And so much depends upon people with purpose. Without Margaret O Brien and Nollaig Brennan we would not have had this opportunity. These two women had a vision, saw the need for Irish writers to have an experience such as that of the Arvon Foundation and set about realising it. Lots of people have vision but not the courage to bring it to the next stage. They had, giving of their precious time to seek out tutors, a location that would be able to accommodate sixteen people, room for workshops and an inspirational setting. A tall order but they did just that in Lisnavagh House.
I had come to this place to learn about writing for children. Just because I had published Gold last year didn't mean that I knew how to take the next step in this exacting writing form. I needed the guidance and expertise of the masters and that is what we got in this place with roaring fires, nourishing food and people of like minds.
Their choice of workshop facilitators, E R Murray and Sheena Wilkinson, was inspired. They were a perfect match, a symbiotic pairing where one sparked off the other and between showing and telling, through a series of entertaining prompts, we became familiar with the rudiments of good story, and like the keepers of the flame, they kept the fires of our imaginations burning brightly.
Evening meal was prepared by three participants per night and like a Masterchef programme, the ingredients were laid out for us and recipe to hand so that we could follow it line by line. I cut my teeth on cooking for such a large and discerning group with fellow chefs Ger and Aidan. We sang our way through the preparations, chopping, grating, stirring. So busy was I trying to hit the high notes that I didn’t read the recipe correctly and was a tad too generous with the spices on the sweet potato. If anyone noticed they, creatively, said nothing.
Our accommodation was in one of the cottages away from the main house and it afforded us a walk there and back each day to have some time to think about what was worked on earlier. Evenings were spent in the library, reading from favourite books, reading from our own work or listening to the published works of Sheena and Elizabeth as well as our visitor Patricia Forde who entertained us hugely with her writing experiences to date.

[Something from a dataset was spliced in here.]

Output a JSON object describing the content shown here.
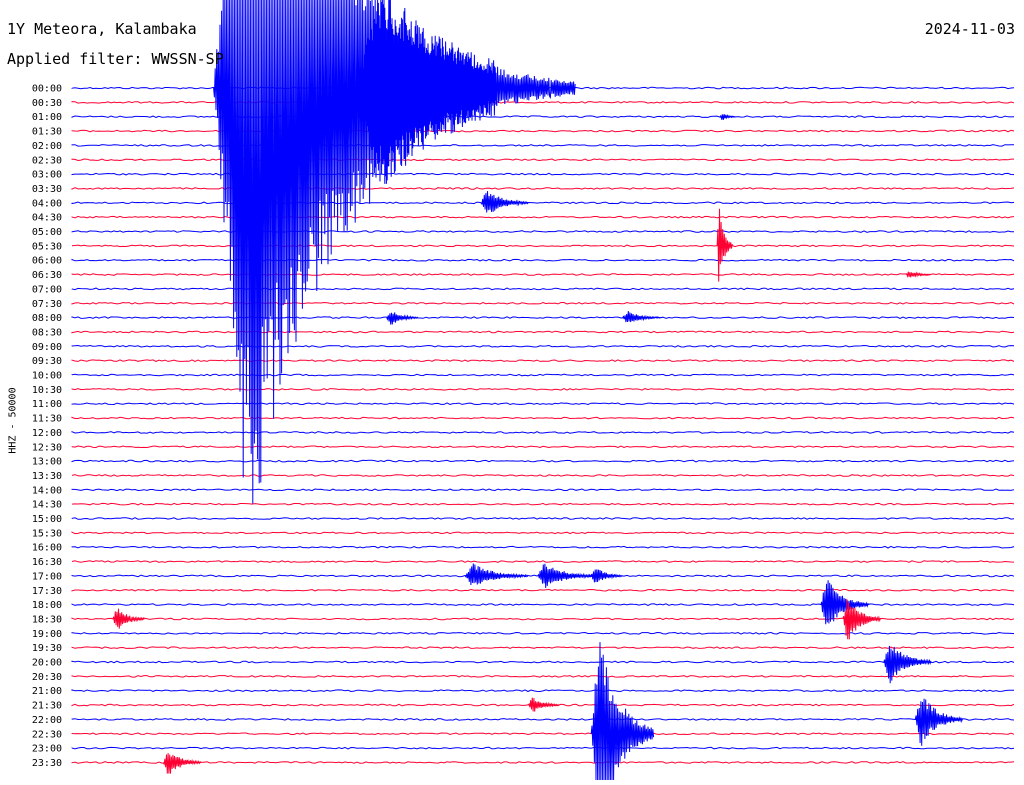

Storm Doris raged through the trees as we returned to our cottage each night, the sound of a fox, a flick of its tail in the flashlight, the rooks settling into the trees, a last song. Thanks to one and all for making it such a worthwhile experience, but especially the visionaries, Margaret and Nollaig.